(Element data from apps and pages)
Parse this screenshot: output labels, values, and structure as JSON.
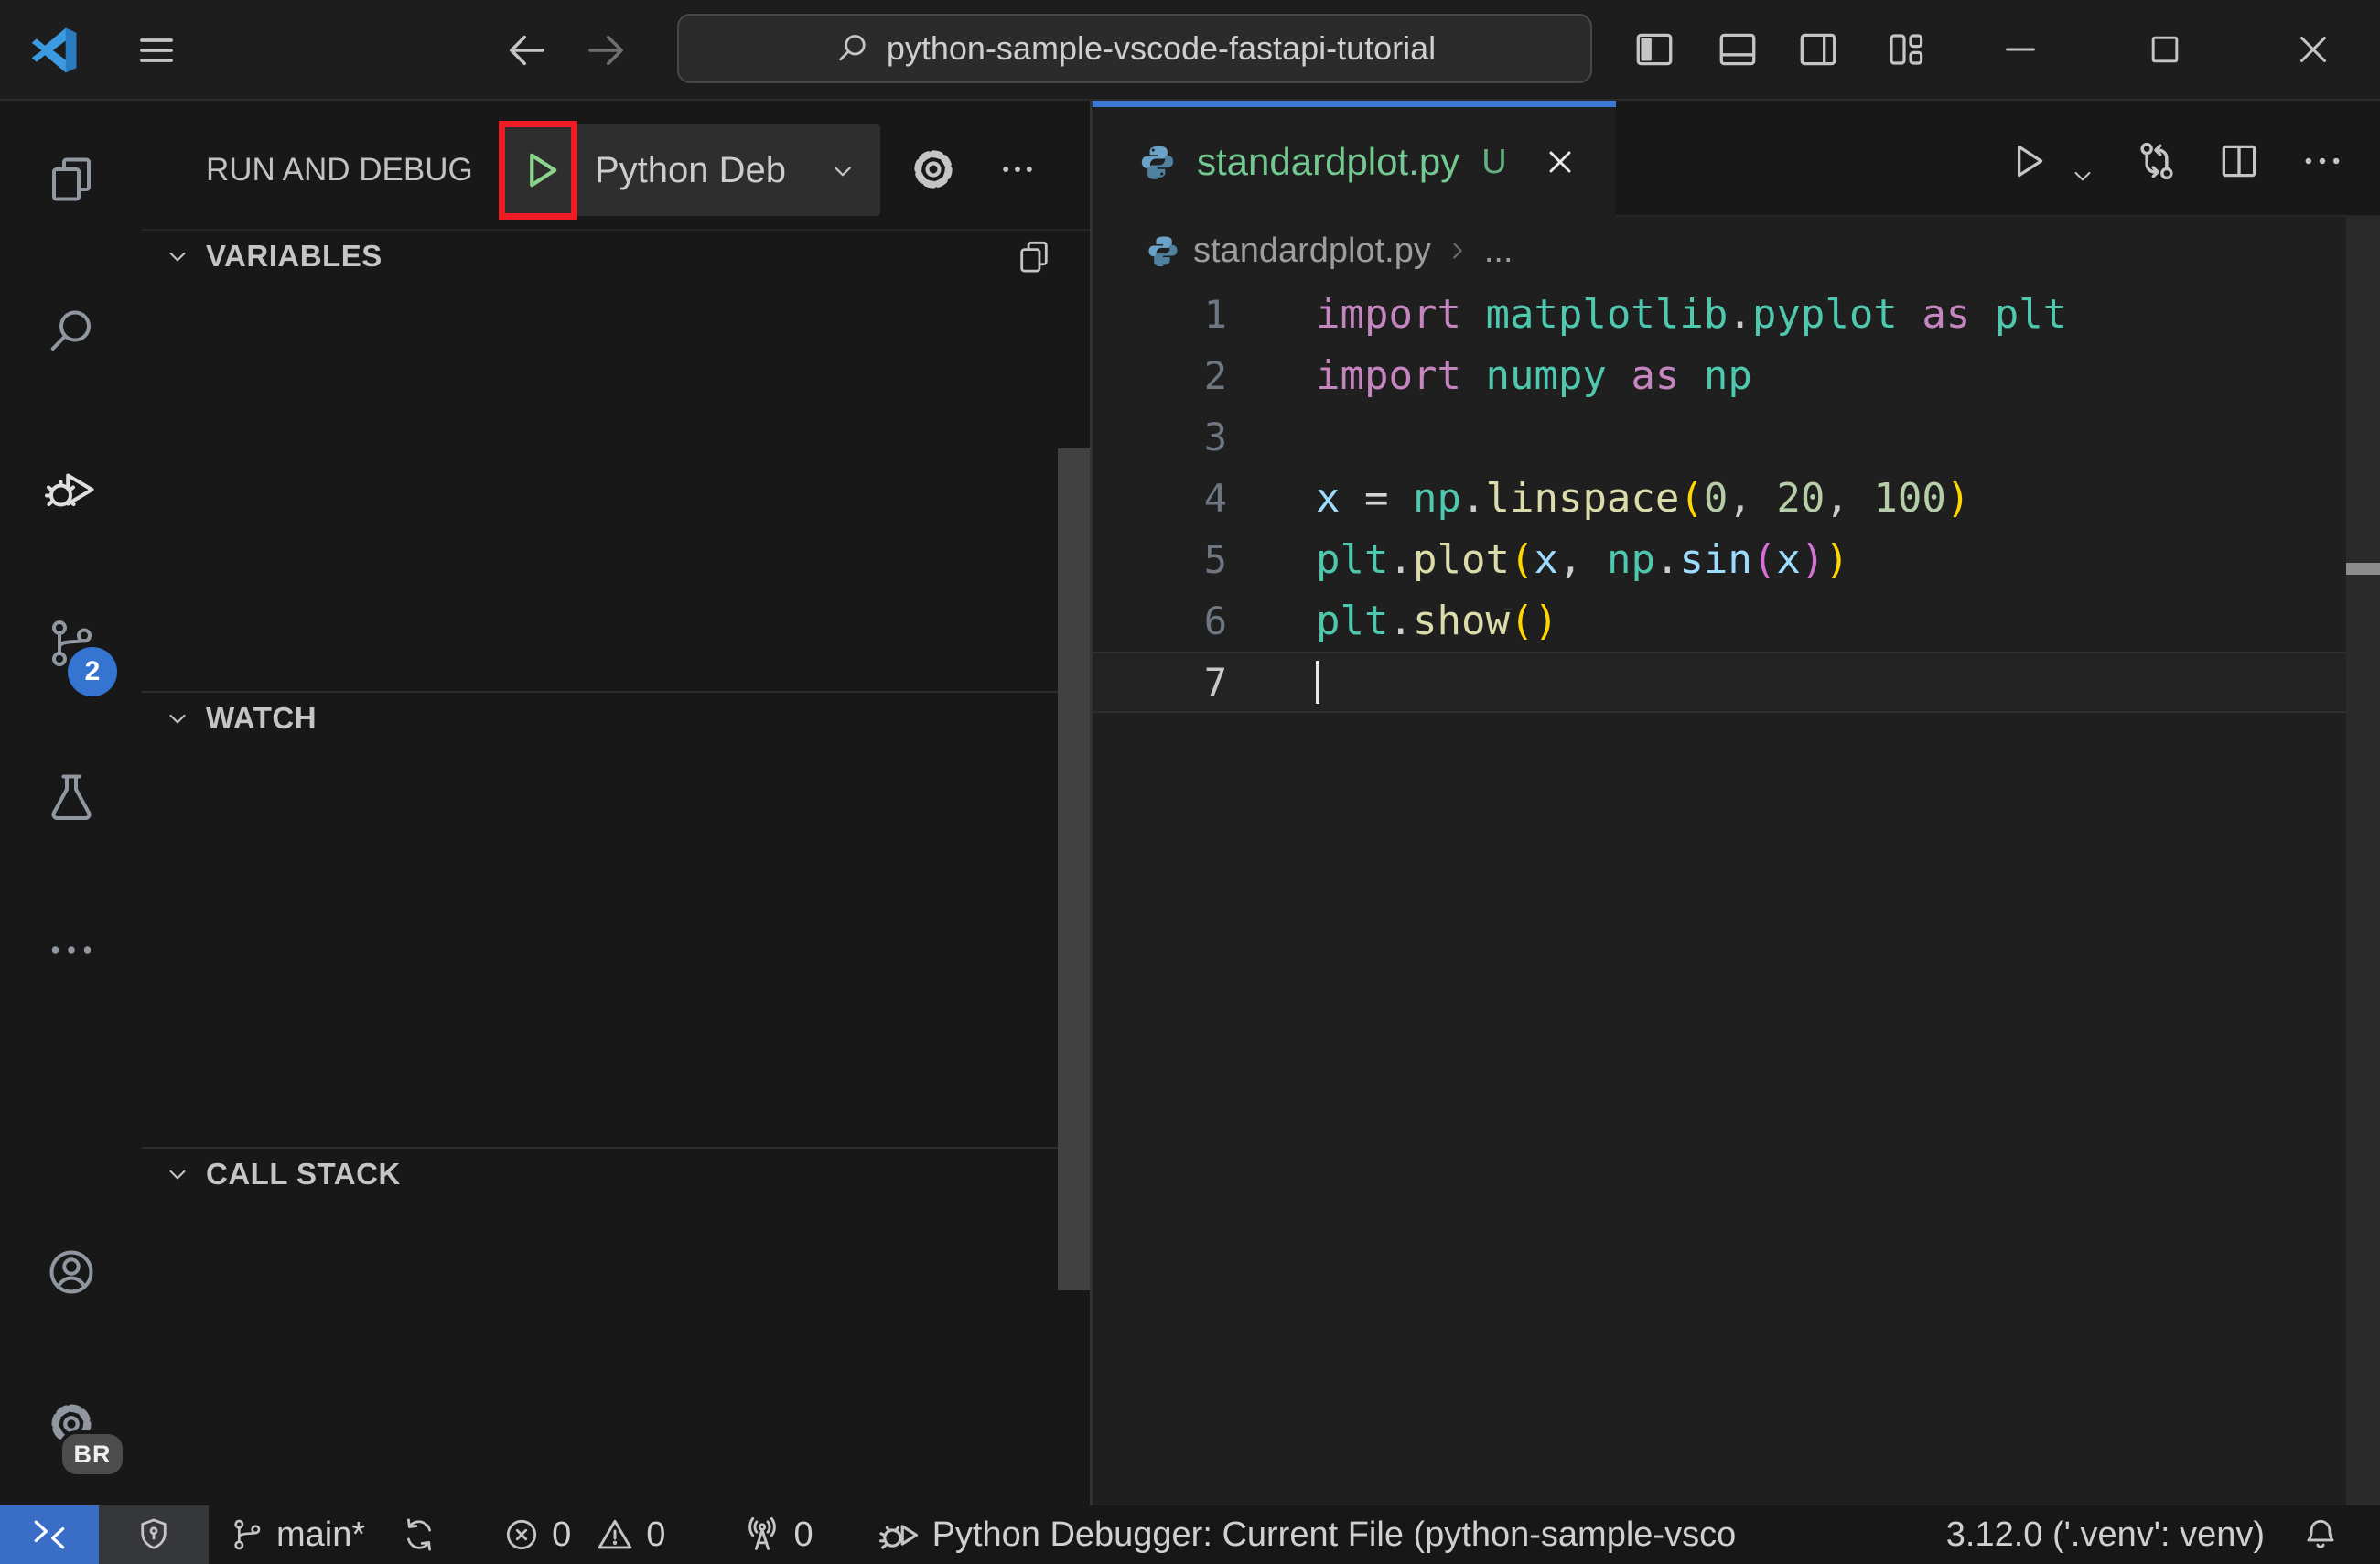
{
  "window": {
    "search_value": "python-sample-vscode-fastapi-tutorial"
  },
  "activity_bar": {
    "scm_badge": "2",
    "profile_badge": "BR",
    "items": [
      "explorer",
      "search",
      "run-and-debug",
      "source-control",
      "testing",
      "more",
      "account",
      "settings"
    ]
  },
  "sidebar": {
    "title": "RUN AND DEBUG",
    "config_name": "Python Deb",
    "sections": [
      {
        "label": "VARIABLES"
      },
      {
        "label": "WATCH"
      },
      {
        "label": "CALL STACK"
      }
    ]
  },
  "editor": {
    "tab": {
      "name": "standardplot.py",
      "dirty": "U"
    },
    "breadcrumb": {
      "file": "standardplot.py",
      "more": "..."
    },
    "active_line": 7,
    "lines": [
      {
        "n": "1",
        "tokens": [
          [
            "import",
            "kw"
          ],
          [
            " ",
            "txt"
          ],
          [
            "matplotlib",
            "mod"
          ],
          [
            ".",
            "pn"
          ],
          [
            "pyplot",
            "mod"
          ],
          [
            " ",
            "txt"
          ],
          [
            "as",
            "kw"
          ],
          [
            " ",
            "txt"
          ],
          [
            "plt",
            "mod"
          ]
        ]
      },
      {
        "n": "2",
        "tokens": [
          [
            "import",
            "kw"
          ],
          [
            " ",
            "txt"
          ],
          [
            "numpy",
            "mod"
          ],
          [
            " ",
            "txt"
          ],
          [
            "as",
            "kw"
          ],
          [
            " ",
            "txt"
          ],
          [
            "np",
            "mod"
          ]
        ]
      },
      {
        "n": "3",
        "tokens": []
      },
      {
        "n": "4",
        "tokens": [
          [
            "x",
            "vr"
          ],
          [
            " ",
            "txt"
          ],
          [
            "=",
            "txt"
          ],
          [
            " ",
            "txt"
          ],
          [
            "np",
            "mod"
          ],
          [
            ".",
            "pn"
          ],
          [
            "linspace",
            "fn"
          ],
          [
            "(",
            "b1"
          ],
          [
            "0",
            "num"
          ],
          [
            ",",
            "pn"
          ],
          [
            " ",
            "txt"
          ],
          [
            "20",
            "num"
          ],
          [
            ",",
            "pn"
          ],
          [
            " ",
            "txt"
          ],
          [
            "100",
            "num"
          ],
          [
            ")",
            "b1"
          ]
        ]
      },
      {
        "n": "5",
        "tokens": [
          [
            "plt",
            "mod"
          ],
          [
            ".",
            "pn"
          ],
          [
            "plot",
            "fn"
          ],
          [
            "(",
            "b1"
          ],
          [
            "x",
            "vr"
          ],
          [
            ",",
            "pn"
          ],
          [
            " ",
            "txt"
          ],
          [
            "np",
            "mod"
          ],
          [
            ".",
            "pn"
          ],
          [
            "sin",
            "vr"
          ],
          [
            "(",
            "b2"
          ],
          [
            "x",
            "vr"
          ],
          [
            ")",
            "b2"
          ],
          [
            ")",
            "b1"
          ]
        ]
      },
      {
        "n": "6",
        "tokens": [
          [
            "plt",
            "mod"
          ],
          [
            ".",
            "pn"
          ],
          [
            "show",
            "fn"
          ],
          [
            "(",
            "b1"
          ],
          [
            ")",
            "b1"
          ]
        ]
      },
      {
        "n": "7",
        "tokens": [],
        "cursor": true,
        "active": true
      }
    ]
  },
  "status_bar": {
    "branch": "main*",
    "errors": "0",
    "warnings": "0",
    "ports": "0",
    "debugger": "Python Debugger: Current File (python-sample-vsco",
    "interpreter": "3.12.0 ('.venv': venv)"
  },
  "icons": [
    "vscode-logo",
    "menu",
    "arrow-left",
    "arrow-right",
    "search",
    "layout-sidebar-left",
    "layout-panel",
    "layout-sidebar-right",
    "customize-layout",
    "minimize",
    "maximize",
    "close",
    "files",
    "search",
    "debug-alt",
    "source-control",
    "beaker",
    "ellipsis",
    "account",
    "gear",
    "play",
    "chevron-down",
    "copy",
    "python",
    "run",
    "compare-changes",
    "split-editor",
    "chevron-right",
    "remote",
    "shield",
    "git-branch",
    "sync",
    "error",
    "warning",
    "radio-tower",
    "debug-start",
    "bell"
  ],
  "colors": {
    "base": {
      "titlebar": "#1d1d1d",
      "chrome": "#181818",
      "editor": "#1f1f1f",
      "statusbar": "#171717",
      "border": "#2b2b2b",
      "input": "#2b2b2b",
      "control": "#2e2e2e",
      "trust": "#35373a",
      "currentline": "#232323",
      "currentlineborder": "#2e2e2e"
    },
    "accent": {
      "badge": "#3574d0",
      "remote": "#3a6ec6",
      "tabtop": "#3c78d8",
      "filegreen": "#73c991",
      "play": "#8bd48b",
      "red": "#ed1c24",
      "logo": "#3b9ae0"
    },
    "text": {
      "ui": "#cccccc",
      "dim": "#9d9d9d",
      "icon": "#c5c5c5",
      "iconinactive": "#9097a0"
    },
    "syntax": {
      "kw": "#C586C0",
      "mod": "#4EC9B0",
      "fn": "#DCDCAA",
      "vr": "#9CDCFE",
      "num": "#B5CEA8",
      "pn": "#cccccc",
      "b1": "#FFD700",
      "b2": "#D670D6",
      "txt": "#d4d4d4",
      "ln": "#6e7681",
      "lnactive": "#c8c8c8"
    }
  }
}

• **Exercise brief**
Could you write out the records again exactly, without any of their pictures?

• **Worked solution**
Parse this screenshot: output labels, values, and structure as JSON.
{
  "window": {
    "search_value": "python-sample-vscode-fastapi-tutorial"
  },
  "activity_bar": {
    "scm_badge": "2",
    "profile_badge": "BR",
    "items": [
      "explorer",
      "search",
      "run-and-debug",
      "source-control",
      "testing",
      "more",
      "account",
      "settings"
    ]
  },
  "sidebar": {
    "title": "RUN AND DEBUG",
    "config_name": "Python Deb",
    "sections": [
      {
        "label": "VARIABLES"
      },
      {
        "label": "WATCH"
      },
      {
        "label": "CALL STACK"
      }
    ]
  },
  "editor": {
    "tab": {
      "name": "standardplot.py",
      "dirty": "U"
    },
    "breadcrumb": {
      "file": "standardplot.py",
      "more": "..."
    },
    "active_line": 7,
    "lines": [
      {
        "n": "1",
        "tokens": [
          [
            "import",
            "kw"
          ],
          [
            " ",
            "txt"
          ],
          [
            "matplotlib",
            "mod"
          ],
          [
            ".",
            "pn"
          ],
          [
            "pyplot",
            "mod"
          ],
          [
            " ",
            "txt"
          ],
          [
            "as",
            "kw"
          ],
          [
            " ",
            "txt"
          ],
          [
            "plt",
            "mod"
          ]
        ]
      },
      {
        "n": "2",
        "tokens": [
          [
            "import",
            "kw"
          ],
          [
            " ",
            "txt"
          ],
          [
            "numpy",
            "mod"
          ],
          [
            " ",
            "txt"
          ],
          [
            "as",
            "kw"
          ],
          [
            " ",
            "txt"
          ],
          [
            "np",
            "mod"
          ]
        ]
      },
      {
        "n": "3",
        "tokens": []
      },
      {
        "n": "4",
        "tokens": [
          [
            "x",
            "vr"
          ],
          [
            " ",
            "txt"
          ],
          [
            "=",
            "txt"
          ],
          [
            " ",
            "txt"
          ],
          [
            "np",
            "mod"
          ],
          [
            ".",
            "pn"
          ],
          [
            "linspace",
            "fn"
          ],
          [
            "(",
            "b1"
          ],
          [
            "0",
            "num"
          ],
          [
            ",",
            "pn"
          ],
          [
            " ",
            "txt"
          ],
          [
            "20",
            "num"
          ],
          [
            ",",
            "pn"
          ],
          [
            " ",
            "txt"
          ],
          [
            "100",
            "num"
          ],
          [
            ")",
            "b1"
          ]
        ]
      },
      {
        "n": "5",
        "tokens": [
          [
            "plt",
            "mod"
          ],
          [
            ".",
            "pn"
          ],
          [
            "plot",
            "fn"
          ],
          [
            "(",
            "b1"
          ],
          [
            "x",
            "vr"
          ],
          [
            ",",
            "pn"
          ],
          [
            " ",
            "txt"
          ],
          [
            "np",
            "mod"
          ],
          [
            ".",
            "pn"
          ],
          [
            "sin",
            "vr"
          ],
          [
            "(",
            "b2"
          ],
          [
            "x",
            "vr"
          ],
          [
            ")",
            "b2"
          ],
          [
            ")",
            "b1"
          ]
        ]
      },
      {
        "n": "6",
        "tokens": [
          [
            "plt",
            "mod"
          ],
          [
            ".",
            "pn"
          ],
          [
            "show",
            "fn"
          ],
          [
            "(",
            "b1"
          ],
          [
            ")",
            "b1"
          ]
        ]
      },
      {
        "n": "7",
        "tokens": [],
        "cursor": true,
        "active": true
      }
    ]
  },
  "status_bar": {
    "branch": "main*",
    "errors": "0",
    "warnings": "0",
    "ports": "0",
    "debugger": "Python Debugger: Current File (python-sample-vsco",
    "interpreter": "3.12.0 ('.venv': venv)"
  },
  "icons": [
    "vscode-logo",
    "menu",
    "arrow-left",
    "arrow-right",
    "search",
    "layout-sidebar-left",
    "layout-panel",
    "layout-sidebar-right",
    "customize-layout",
    "minimize",
    "maximize",
    "close",
    "files",
    "search",
    "debug-alt",
    "source-control",
    "beaker",
    "ellipsis",
    "account",
    "gear",
    "play",
    "chevron-down",
    "copy",
    "python",
    "run",
    "compare-changes",
    "split-editor",
    "chevron-right",
    "remote",
    "shield",
    "git-branch",
    "sync",
    "error",
    "warning",
    "radio-tower",
    "debug-start",
    "bell"
  ],
  "colors": {
    "base": {
      "titlebar": "#1d1d1d",
      "chrome": "#181818",
      "editor": "#1f1f1f",
      "statusbar": "#171717",
      "border": "#2b2b2b",
      "input": "#2b2b2b",
      "control": "#2e2e2e",
      "trust": "#35373a",
      "currentline": "#232323",
      "currentlineborder": "#2e2e2e"
    },
    "accent": {
      "badge": "#3574d0",
      "remote": "#3a6ec6",
      "tabtop": "#3c78d8",
      "filegreen": "#73c991",
      "play": "#8bd48b",
      "red": "#ed1c24",
      "logo": "#3b9ae0"
    },
    "text": {
      "ui": "#cccccc",
      "dim": "#9d9d9d",
      "icon": "#c5c5c5",
      "iconinactive": "#9097a0"
    },
    "syntax": {
      "kw": "#C586C0",
      "mod": "#4EC9B0",
      "fn": "#DCDCAA",
      "vr": "#9CDCFE",
      "num": "#B5CEA8",
      "pn": "#cccccc",
      "b1": "#FFD700",
      "b2": "#D670D6",
      "txt": "#d4d4d4",
      "ln": "#6e7681",
      "lnactive": "#c8c8c8"
    }
  }
}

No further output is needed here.